> Available records:
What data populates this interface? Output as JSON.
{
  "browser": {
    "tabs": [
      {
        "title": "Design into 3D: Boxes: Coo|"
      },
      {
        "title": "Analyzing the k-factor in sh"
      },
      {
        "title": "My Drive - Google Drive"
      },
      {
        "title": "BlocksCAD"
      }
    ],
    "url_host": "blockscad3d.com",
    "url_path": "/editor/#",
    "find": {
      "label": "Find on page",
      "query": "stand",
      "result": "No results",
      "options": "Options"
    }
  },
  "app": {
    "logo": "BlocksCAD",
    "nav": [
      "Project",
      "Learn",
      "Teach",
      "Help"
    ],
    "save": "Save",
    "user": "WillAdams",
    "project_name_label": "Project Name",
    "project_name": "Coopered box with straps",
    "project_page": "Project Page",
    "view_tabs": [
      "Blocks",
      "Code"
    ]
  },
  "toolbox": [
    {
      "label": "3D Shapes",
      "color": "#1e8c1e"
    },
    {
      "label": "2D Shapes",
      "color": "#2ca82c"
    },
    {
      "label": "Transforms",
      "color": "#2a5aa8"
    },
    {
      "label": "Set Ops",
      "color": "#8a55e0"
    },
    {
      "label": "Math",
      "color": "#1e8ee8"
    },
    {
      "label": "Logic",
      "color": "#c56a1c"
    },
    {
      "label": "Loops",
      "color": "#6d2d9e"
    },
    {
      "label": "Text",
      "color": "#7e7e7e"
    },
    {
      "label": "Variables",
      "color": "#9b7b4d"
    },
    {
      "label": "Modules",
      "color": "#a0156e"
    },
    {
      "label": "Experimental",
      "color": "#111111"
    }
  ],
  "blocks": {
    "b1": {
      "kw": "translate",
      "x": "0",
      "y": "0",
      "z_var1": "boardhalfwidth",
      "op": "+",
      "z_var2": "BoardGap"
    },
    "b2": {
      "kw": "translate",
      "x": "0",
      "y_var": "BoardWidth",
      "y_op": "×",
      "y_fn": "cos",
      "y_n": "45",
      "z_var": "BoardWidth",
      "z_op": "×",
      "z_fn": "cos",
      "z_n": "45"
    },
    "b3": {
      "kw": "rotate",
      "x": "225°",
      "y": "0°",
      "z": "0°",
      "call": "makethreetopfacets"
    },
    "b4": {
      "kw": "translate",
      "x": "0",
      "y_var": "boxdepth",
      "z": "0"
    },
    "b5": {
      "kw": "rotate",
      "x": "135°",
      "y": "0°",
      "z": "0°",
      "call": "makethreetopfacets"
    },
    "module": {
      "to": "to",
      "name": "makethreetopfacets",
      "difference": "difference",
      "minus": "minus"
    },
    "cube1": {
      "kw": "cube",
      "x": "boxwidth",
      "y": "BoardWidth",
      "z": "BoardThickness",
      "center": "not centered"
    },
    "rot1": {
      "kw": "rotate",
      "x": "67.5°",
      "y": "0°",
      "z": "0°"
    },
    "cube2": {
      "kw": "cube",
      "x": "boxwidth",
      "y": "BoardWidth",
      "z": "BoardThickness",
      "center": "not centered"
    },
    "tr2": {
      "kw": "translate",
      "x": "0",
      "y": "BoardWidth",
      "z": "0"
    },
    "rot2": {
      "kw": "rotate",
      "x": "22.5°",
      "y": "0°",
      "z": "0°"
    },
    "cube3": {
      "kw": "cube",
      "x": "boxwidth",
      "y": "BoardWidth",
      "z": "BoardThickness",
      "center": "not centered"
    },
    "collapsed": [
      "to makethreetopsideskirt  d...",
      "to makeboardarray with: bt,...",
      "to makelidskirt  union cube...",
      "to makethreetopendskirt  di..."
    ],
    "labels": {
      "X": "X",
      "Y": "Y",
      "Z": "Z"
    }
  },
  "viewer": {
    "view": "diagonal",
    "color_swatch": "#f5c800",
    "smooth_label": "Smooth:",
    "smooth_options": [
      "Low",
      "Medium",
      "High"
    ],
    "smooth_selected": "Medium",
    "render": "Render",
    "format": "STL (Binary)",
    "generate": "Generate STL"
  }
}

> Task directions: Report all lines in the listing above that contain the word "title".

> Task solution:
        "title": "Design into 3D: Boxes: Coo|"
        "title": "Analyzing the k-factor in sh"
        "title": "My Drive - Google Drive"
        "title": "BlocksCAD"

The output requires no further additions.